THE most profound global recession... the eliminating of the deficit... today we are announcing the first steps... these adjustments represent&' The moth-eaten platitudes tripped off the Taoiseach's tongue, just as they did last summer when the penny finally dropped about our ailing economy, last autumn after the announcement of the early Budget and then in December when the Government resolved to tackle the dwindling public finances - on every occasion the Dail has convened over the past eight months to hear the Government's plan to deal with the economic crisis.

Yesterday though promised to be something different - a momentous day which would definitively set out the grand plan for our survival. Unfortunately the only thing that indicated the significance of the occasion was the full turnout of Fianna Fail senators who arrived in the chamber before Brian Cowen's 4pm speech.

A buzz of anticipation also rose from the opposition benches, but once again the Taoiseach failed abysmally to respond to the situation.

He read from his script, announcing the pension levy and the list of spending cuts which would reduce the Exchequer bill by the magic E2billion, but he may as well have been a company finance officer for all the conviction or empathy in his delivery. His performance was nothing if not matter-of-fact and typically churlish.

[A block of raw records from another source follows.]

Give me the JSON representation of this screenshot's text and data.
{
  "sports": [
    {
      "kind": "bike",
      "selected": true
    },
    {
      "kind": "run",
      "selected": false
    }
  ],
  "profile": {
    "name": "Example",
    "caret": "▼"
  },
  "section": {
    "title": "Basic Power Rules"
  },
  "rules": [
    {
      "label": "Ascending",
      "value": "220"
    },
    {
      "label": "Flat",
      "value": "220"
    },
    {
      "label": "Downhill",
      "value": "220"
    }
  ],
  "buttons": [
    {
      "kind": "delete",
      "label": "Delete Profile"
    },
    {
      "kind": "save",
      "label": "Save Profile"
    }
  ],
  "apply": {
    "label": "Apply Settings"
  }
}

'The biggest tragedy of the current circumstances is the loss of jobs,' he said, without a scintilla of feeling, as if his only remit was to spell out the numerical reality of the situation and that someone else could be trusted to address questions like vision, leadership, or esprit de corps. …